The Rosen family is fleeing New York City for the suburbs in search
of quality schools. With test scores in City public schools falling
and class size growing, the Rosens have joined the exodus of families,
mostly white, who opt out of the public school system by either
moving or paying for private school.
The Cabral family doesn't have the option. Like many of the city's
Latino and African American families, they have no choice but to
rely on the public school system. Cabral's children attend PS 173
in Washington Heights — a crumbling school that is overcrowded,
with few certified teachers and fewer educational resources like
books and computers. The Rosen children will attend Hastings Middle
School in Westchester County where the library books outnumber the
students and computers are state-of-the-art.
Like most states, New York funds schools with property taxes. Inevitably,
this leads to inequities among poor and affluent jurisdictions:
the higher the property values, the better the schools. Poor and
minority parents fought against this growing disparity and won a
court order mandating New York to figure out the cost of providing
every child with a “sound basic education.”

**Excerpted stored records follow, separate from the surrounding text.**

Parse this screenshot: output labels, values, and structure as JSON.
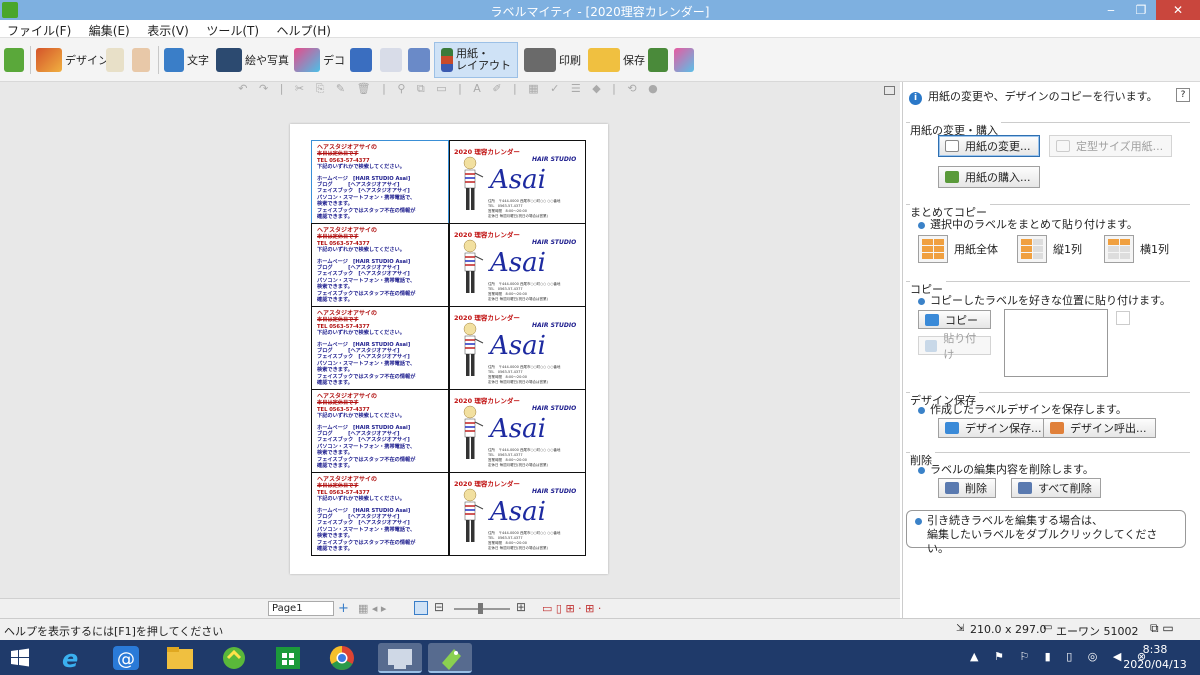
{
  "window": {
    "title": "ラベルマイティ - [2020理容カレンダー]",
    "minimize": "‒",
    "restore": "❐",
    "close": "✕"
  },
  "menu": [
    "ファイル(F)",
    "編集(E)",
    "表示(V)",
    "ツール(T)",
    "ヘルプ(H)"
  ],
  "toolbar": {
    "design": "デザイン",
    "text": "文字",
    "picture": "絵や写真",
    "deco": "デコ",
    "paper_layout": "用紙・\nレイアウト",
    "print": "印刷",
    "save": "保存"
  },
  "label": {
    "left_title": "ヘアスタジオアサイの",
    "left_l2": "本日は定休日です",
    "left_l3": "TEL 0563-57-4377",
    "left_l4": "下記のいずれかで検索してください。",
    "left_l5": "ホームページ　[HAIR STUDIO Asai]",
    "left_l6": "ブログ　　　[ヘアスタジオアサイ]",
    "left_l7": "フェイスブック　[ヘアスタジオアサイ]",
    "left_l8": "パソコン・スマートフォン・携帯電話で、",
    "left_l9": "検索できます。",
    "left_l10": "フェイスブックではスタッフ不在の情報が",
    "left_l11": "確認できます。",
    "year": "2020 理容カレンダー",
    "hair_studio": "HAIR STUDIO",
    "brand": "Asai",
    "addr1": "住所　〒444-0000 西尾市○○町○○ ○○番地",
    "addr2": "TEL　0563-57-4377",
    "addr3": "営業時間　8:00〜20:00",
    "addr4": "定休日 毎週月曜日(祝日の場合は営業)"
  },
  "editor": {
    "page": "Page1"
  },
  "panel": {
    "info": "用紙の変更や、デザインのコピーを行います。",
    "help": "?",
    "sec_paper": "用紙の変更・購入",
    "btn_change_paper": "用紙の変更...",
    "btn_fixed_paper": "定型サイズ用紙...",
    "btn_buy_paper": "用紙の購入...",
    "sec_bulk": "まとめてコピー",
    "bulk_desc": "選択中のラベルをまとめて貼り付けます。",
    "lay_all": "用紙全体",
    "lay_col": "縦1列",
    "lay_row": "横1列",
    "sec_copy": "コピー",
    "copy_desc": "コピーしたラベルを好きな位置に貼り付けます。",
    "btn_copy": "コピー",
    "btn_paste": "貼り付け",
    "sec_design": "デザイン保存",
    "design_desc": "作成したラベルデザインを保存します。",
    "btn_design_save": "デザイン保存...",
    "btn_design_load": "デザイン呼出...",
    "sec_delete": "削除",
    "delete_desc": "ラベルの編集内容を削除します。",
    "btn_delete": "削除",
    "btn_delete_all": "すべて削除",
    "note_l1": "引き続きラベルを編集する場合は、",
    "note_l2": "編集したいラベルをダブルクリックしてください。"
  },
  "status": {
    "help_hint": "ヘルプを表示するには[F1]を押してください",
    "size": "210.0 x 297.0",
    "paper": "エーワン 51002"
  },
  "taskbar": {
    "time": "8:38",
    "date": "2020/04/13"
  }
}
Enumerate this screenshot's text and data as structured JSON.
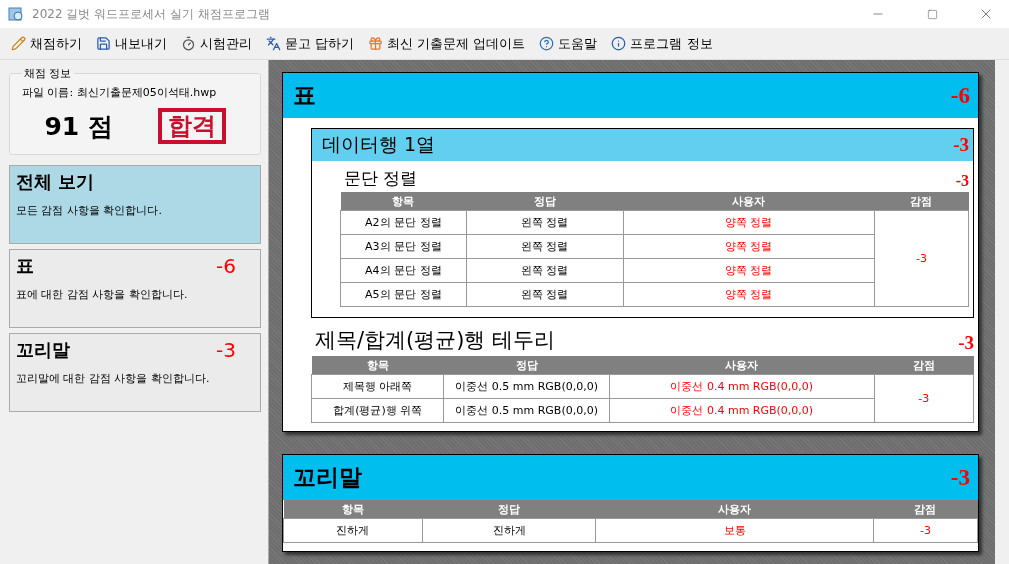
{
  "window": {
    "title": "2022 길벗 워드프로세서 실기 채점프로그램"
  },
  "menu": [
    {
      "label": "채점하기"
    },
    {
      "label": "내보내기"
    },
    {
      "label": "시험관리"
    },
    {
      "label": "묻고 답하기"
    },
    {
      "label": "최신 기출문제 업데이트"
    },
    {
      "label": "도움말"
    },
    {
      "label": "프로그램 정보"
    }
  ],
  "score_info": {
    "title": "채점 정보",
    "file_name": "파일 이름: 최신기출문제05이석태.hwp",
    "score": "91 점",
    "result": "합격"
  },
  "nav": [
    {
      "title": "전체 보기",
      "description": "모든 감점 사항을 확인합니다.",
      "selected": true
    },
    {
      "title": "표",
      "penalty": "-6",
      "description": "표에 대한 감점 사항을 확인합니다.",
      "selected": false
    },
    {
      "title": "꼬리말",
      "penalty": "-3",
      "description": "꼬리말에 대한 감점 사항을 확인합니다.",
      "selected": false
    }
  ],
  "sections": [
    {
      "title": "표",
      "penalty": "-6",
      "children": [
        {
          "kind": "subsection",
          "title": "데이터행 1열",
          "penalty": "-3",
          "children": [
            {
              "kind": "group",
              "title": "문단 정렬",
              "penalty": "-3",
              "table": {
                "columns": [
                  "항목",
                  "정답",
                  "사용자",
                  "감점"
                ],
                "deduction": "-3",
                "rows": [
                  {
                    "item": "A2의 문단 정렬",
                    "answer": "왼쪽 정렬",
                    "user": "양쪽 정렬"
                  },
                  {
                    "item": "A3의 문단 정렬",
                    "answer": "왼쪽 정렬",
                    "user": "양쪽 정렬"
                  },
                  {
                    "item": "A4의 문단 정렬",
                    "answer": "왼쪽 정렬",
                    "user": "양쪽 정렬"
                  },
                  {
                    "item": "A5의 문단 정렬",
                    "answer": "왼쪽 정렬",
                    "user": "양쪽 정렬"
                  }
                ]
              }
            }
          ]
        },
        {
          "kind": "group",
          "title": "제목/합계(평균)행 테두리",
          "penalty": "-3",
          "table": {
            "columns": [
              "항목",
              "정답",
              "사용자",
              "감점"
            ],
            "deduction": "-3",
            "rows": [
              {
                "item": "제목행 아래쪽",
                "answer": "이중선 0.5 mm RGB(0,0,0)",
                "user": "이중선 0.4 mm RGB(0,0,0)"
              },
              {
                "item": "합계(평균)행 위쪽",
                "answer": "이중선 0.5 mm RGB(0,0,0)",
                "user": "이중선 0.4 mm RGB(0,0,0)"
              }
            ]
          }
        }
      ]
    },
    {
      "title": "꼬리말",
      "penalty": "-3",
      "children": [
        {
          "kind": "table",
          "table": {
            "columns": [
              "항목",
              "정답",
              "사용자",
              "감점"
            ],
            "deduction": "-3",
            "rows": [
              {
                "item": "진하게",
                "answer": "진하게",
                "user": "보통"
              }
            ]
          }
        }
      ]
    }
  ]
}
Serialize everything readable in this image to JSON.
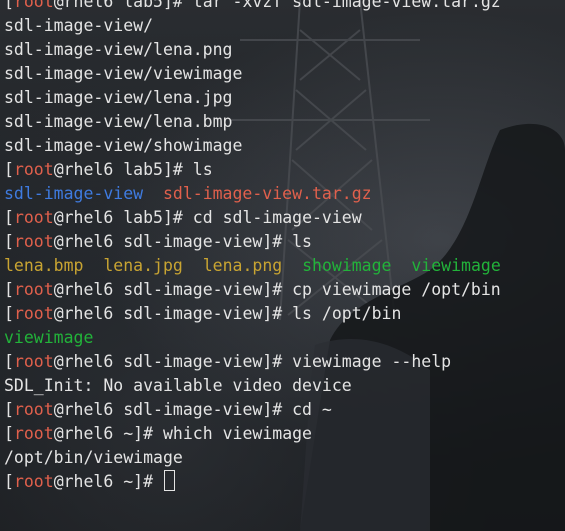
{
  "terminal": {
    "prompt_user": "root",
    "clipped_first_line_left": "[",
    "clipped_first_line_highlight": "root",
    "clipped_first_line_rest": "@rhel6 lab5]# tar -xvzf sdl-image-view.tar.gz",
    "lines": [
      {
        "type": "prompt",
        "host": "rhel6",
        "dir": "lab5",
        "command": "tar -xvzf sdl-image-view.tar.gz"
      },
      {
        "type": "output",
        "tokens": [
          {
            "text": "sdl-image-view/",
            "color": "#e4e4e4"
          }
        ]
      },
      {
        "type": "output",
        "tokens": [
          {
            "text": "sdl-image-view/lena.png",
            "color": "#e4e4e4"
          }
        ]
      },
      {
        "type": "output",
        "tokens": [
          {
            "text": "sdl-image-view/viewimage",
            "color": "#e4e4e4"
          }
        ]
      },
      {
        "type": "output",
        "tokens": [
          {
            "text": "sdl-image-view/lena.jpg",
            "color": "#e4e4e4"
          }
        ]
      },
      {
        "type": "output",
        "tokens": [
          {
            "text": "sdl-image-view/lena.bmp",
            "color": "#e4e4e4"
          }
        ]
      },
      {
        "type": "output",
        "tokens": [
          {
            "text": "sdl-image-view/showimage",
            "color": "#e4e4e4"
          }
        ]
      },
      {
        "type": "prompt",
        "host": "rhel6",
        "dir": "lab5",
        "command": "ls"
      },
      {
        "type": "output",
        "tokens": [
          {
            "text": "sdl-image-view",
            "color": "#3f7be0"
          },
          {
            "text": "  ",
            "color": "#e4e4e4"
          },
          {
            "text": "sdl-image-view.tar.gz",
            "color": "#e0604c"
          }
        ]
      },
      {
        "type": "prompt",
        "host": "rhel6",
        "dir": "lab5",
        "command": "cd sdl-image-view"
      },
      {
        "type": "prompt",
        "host": "rhel6",
        "dir": "sdl-image-view",
        "command": "ls"
      },
      {
        "type": "output",
        "tokens": [
          {
            "text": "lena.bmp",
            "color": "#c8a432"
          },
          {
            "text": "  ",
            "color": "#e4e4e4"
          },
          {
            "text": "lena.jpg",
            "color": "#c8a432"
          },
          {
            "text": "  ",
            "color": "#e4e4e4"
          },
          {
            "text": "lena.png",
            "color": "#c8a432"
          },
          {
            "text": "  ",
            "color": "#e4e4e4"
          },
          {
            "text": "showimage",
            "color": "#22b33a"
          },
          {
            "text": "  ",
            "color": "#e4e4e4"
          },
          {
            "text": "viewimage",
            "color": "#22b33a"
          }
        ]
      },
      {
        "type": "prompt",
        "host": "rhel6",
        "dir": "sdl-image-view",
        "command": "cp viewimage /opt/bin"
      },
      {
        "type": "prompt",
        "host": "rhel6",
        "dir": "sdl-image-view",
        "command": "ls /opt/bin"
      },
      {
        "type": "output",
        "tokens": [
          {
            "text": "viewimage",
            "color": "#22b33a"
          }
        ]
      },
      {
        "type": "prompt",
        "host": "rhel6",
        "dir": "sdl-image-view",
        "command": "viewimage --help"
      },
      {
        "type": "output",
        "tokens": [
          {
            "text": "SDL_Init: No available video device",
            "color": "#e4e4e4"
          }
        ]
      },
      {
        "type": "prompt",
        "host": "rhel6",
        "dir": "sdl-image-view",
        "command": "cd ~"
      },
      {
        "type": "prompt",
        "host": "rhel6",
        "dir": "~",
        "command": "which viewimage"
      },
      {
        "type": "output",
        "tokens": [
          {
            "text": "/opt/bin/viewimage",
            "color": "#e4e4e4"
          }
        ]
      },
      {
        "type": "prompt",
        "host": "rhel6",
        "dir": "~",
        "command": "",
        "cursor": true
      }
    ]
  },
  "colors": {
    "text": "#e4e4e4",
    "prompt_user": "#e0604c",
    "directory": "#3f7be0",
    "archive": "#e0604c",
    "image_file": "#c8a432",
    "executable": "#22b33a"
  }
}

Maria Cabral and other parents like her can only hope that the
state makes good on the court's promise — and that changes
are made in time to benefit their children.
For more information on the lawsuit charging New York State with
failing to sufficiently fund education, visit the Campaign for Fiscal
Equity at www.cfequity.org.
For another view, arguing that meeting the Court mandate would require
raising taxes, visit: http://nyfiscalwatch.com/html/fwm_2004-02.html